Title

Mouse models of Down syndrome: how useful can they be? Comparison of the gene content of human chromosome 21 with orthologous mouse genomic regions.

Document Type

Article

Publication Date

2003

JAX Source

Gene 2003 Oct; 318:137-147.

Abstract

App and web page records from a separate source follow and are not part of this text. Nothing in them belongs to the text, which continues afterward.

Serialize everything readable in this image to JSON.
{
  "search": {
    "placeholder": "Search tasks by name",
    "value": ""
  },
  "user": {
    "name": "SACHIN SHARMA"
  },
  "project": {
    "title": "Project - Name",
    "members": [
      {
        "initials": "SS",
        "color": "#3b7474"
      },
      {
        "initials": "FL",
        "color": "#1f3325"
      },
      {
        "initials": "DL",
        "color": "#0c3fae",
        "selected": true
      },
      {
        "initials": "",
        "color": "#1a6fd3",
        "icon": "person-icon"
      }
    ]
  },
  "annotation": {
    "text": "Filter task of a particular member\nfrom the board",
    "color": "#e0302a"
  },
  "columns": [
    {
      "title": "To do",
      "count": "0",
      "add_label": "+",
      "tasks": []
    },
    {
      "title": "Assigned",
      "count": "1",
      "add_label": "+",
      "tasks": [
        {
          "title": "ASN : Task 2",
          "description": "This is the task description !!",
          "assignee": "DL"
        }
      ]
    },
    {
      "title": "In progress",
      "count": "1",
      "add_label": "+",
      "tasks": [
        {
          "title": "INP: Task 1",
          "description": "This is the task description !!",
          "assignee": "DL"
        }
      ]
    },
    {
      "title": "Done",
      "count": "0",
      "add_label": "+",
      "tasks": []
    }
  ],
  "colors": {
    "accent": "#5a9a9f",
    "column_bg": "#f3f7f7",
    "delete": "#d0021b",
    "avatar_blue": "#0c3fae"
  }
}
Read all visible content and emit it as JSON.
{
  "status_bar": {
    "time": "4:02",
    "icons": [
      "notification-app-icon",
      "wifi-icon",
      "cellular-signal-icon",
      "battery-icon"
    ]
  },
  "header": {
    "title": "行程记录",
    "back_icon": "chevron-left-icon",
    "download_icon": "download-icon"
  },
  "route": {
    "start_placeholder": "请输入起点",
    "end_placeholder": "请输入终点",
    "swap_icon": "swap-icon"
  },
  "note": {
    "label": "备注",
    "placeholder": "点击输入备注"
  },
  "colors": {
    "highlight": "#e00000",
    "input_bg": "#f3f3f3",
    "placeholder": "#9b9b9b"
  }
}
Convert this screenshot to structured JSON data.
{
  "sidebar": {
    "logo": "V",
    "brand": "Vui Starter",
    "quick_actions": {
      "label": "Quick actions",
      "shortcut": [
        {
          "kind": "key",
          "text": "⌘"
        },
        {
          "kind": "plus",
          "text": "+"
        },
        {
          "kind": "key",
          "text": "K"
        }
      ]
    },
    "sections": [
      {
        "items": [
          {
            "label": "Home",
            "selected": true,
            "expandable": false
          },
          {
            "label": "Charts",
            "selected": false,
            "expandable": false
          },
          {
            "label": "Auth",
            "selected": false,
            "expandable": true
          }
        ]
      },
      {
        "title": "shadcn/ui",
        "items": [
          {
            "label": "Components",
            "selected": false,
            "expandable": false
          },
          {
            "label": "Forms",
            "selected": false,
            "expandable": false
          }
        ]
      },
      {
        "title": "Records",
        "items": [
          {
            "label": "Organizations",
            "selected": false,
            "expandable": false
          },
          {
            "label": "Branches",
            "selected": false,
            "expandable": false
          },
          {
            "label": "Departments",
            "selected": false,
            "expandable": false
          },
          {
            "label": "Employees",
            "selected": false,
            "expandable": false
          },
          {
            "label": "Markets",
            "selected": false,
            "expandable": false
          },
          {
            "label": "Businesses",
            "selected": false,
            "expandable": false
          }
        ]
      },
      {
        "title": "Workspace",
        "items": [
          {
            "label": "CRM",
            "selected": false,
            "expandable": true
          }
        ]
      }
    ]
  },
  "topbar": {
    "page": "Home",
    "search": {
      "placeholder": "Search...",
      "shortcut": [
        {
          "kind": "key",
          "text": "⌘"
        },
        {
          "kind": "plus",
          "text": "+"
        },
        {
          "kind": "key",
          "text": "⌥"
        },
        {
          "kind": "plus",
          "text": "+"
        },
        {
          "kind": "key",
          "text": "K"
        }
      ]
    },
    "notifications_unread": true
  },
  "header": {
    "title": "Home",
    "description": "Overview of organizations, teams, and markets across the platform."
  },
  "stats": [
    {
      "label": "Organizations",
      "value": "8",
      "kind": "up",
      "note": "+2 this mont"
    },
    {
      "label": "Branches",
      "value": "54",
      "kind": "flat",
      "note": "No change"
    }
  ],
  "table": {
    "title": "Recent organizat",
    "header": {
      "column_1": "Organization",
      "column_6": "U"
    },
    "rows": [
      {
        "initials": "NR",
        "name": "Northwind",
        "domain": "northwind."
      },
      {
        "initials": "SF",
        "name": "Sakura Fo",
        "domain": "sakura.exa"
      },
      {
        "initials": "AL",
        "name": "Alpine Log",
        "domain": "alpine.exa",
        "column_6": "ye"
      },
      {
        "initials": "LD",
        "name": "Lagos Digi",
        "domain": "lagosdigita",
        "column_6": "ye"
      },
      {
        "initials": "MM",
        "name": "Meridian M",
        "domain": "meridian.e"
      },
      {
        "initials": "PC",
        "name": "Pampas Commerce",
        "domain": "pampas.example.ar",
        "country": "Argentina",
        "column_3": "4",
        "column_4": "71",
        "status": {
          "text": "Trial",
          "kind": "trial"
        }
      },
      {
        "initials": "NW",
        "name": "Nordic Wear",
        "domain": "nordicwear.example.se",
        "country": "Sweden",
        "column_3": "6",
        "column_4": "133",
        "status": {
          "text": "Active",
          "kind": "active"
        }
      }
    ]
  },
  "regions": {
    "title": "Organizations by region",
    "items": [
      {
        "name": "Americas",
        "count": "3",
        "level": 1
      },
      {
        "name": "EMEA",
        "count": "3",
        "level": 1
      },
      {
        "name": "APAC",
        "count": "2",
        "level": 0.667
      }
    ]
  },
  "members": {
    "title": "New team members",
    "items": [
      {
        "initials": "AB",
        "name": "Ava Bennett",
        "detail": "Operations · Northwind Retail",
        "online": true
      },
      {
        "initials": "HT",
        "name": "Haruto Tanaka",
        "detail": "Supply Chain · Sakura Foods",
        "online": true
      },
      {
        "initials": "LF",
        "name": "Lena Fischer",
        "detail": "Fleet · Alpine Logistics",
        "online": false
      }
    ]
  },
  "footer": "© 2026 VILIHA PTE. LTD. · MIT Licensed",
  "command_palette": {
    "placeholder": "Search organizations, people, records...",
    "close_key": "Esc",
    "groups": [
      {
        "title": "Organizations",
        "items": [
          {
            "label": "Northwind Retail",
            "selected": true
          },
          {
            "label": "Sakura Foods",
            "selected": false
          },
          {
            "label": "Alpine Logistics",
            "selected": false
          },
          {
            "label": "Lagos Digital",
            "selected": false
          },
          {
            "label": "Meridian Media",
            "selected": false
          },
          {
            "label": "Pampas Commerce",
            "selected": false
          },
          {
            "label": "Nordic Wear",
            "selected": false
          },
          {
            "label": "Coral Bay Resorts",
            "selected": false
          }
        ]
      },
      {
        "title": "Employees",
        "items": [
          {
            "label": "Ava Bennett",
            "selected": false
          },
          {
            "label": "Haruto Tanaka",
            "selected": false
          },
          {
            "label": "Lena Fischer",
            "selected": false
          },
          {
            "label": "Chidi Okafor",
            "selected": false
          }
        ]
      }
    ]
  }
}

With an incidence of approximately 1 in 700 live births, Down syndrome (DS) remains the most common genetic cause of mental retardation. The phenotype is assumed to be due to overexpression of some number of the >300 genes encoded by human chromosome 21. Mouse models, in particular the chromosome 16 segmental trisomies, Ts65Dn and Ts1Cje, are indispensable for DS-related studies of gene-phenotype correlations. Here we compare the updated gene content of the finished sequence of human chromosome 21 (364 genes and putative genes) with the gene content of the homologous mouse genomic regions (291 genes and putative genes) obtained from annotation of the public sector C57Bl/6 draft sequence. Annotated genes fall into one of three classes. First, there are 170 highly conserved, human/mouse orthologues. Second, there are 83 minimally conserved, possible orthologues. Included among the conserved and minimally conserved genes are 31 antisense transcripts. Third, there are species-specific genes: 111 spliced human transcripts show no orthologues in the syntenic mouse regions although 13 have homologous sequences elsewhere in the mouse genomic sequence, and 38 spliced mouse transcripts show no identifiable human orthologues. While these species-specific genes are largely based solely on spliced EST data, a majority can be verified in RNA expression experiments. In addition, preliminary data suggest that many human-specific transcripts may represent a novel class of primate-specific genes. Lastly, updated functional annotation of orthologous genes indicates genes encoding components of several cellular pathways are dispersed throughout the orthologous mouse chromosomal regions and are not completely represented in the Down syndrome segmental mouse models. Together, these data point out the potential for existing mouse models to produce extraneous phenotypes and to fail to produce DS-relevant phenotypes.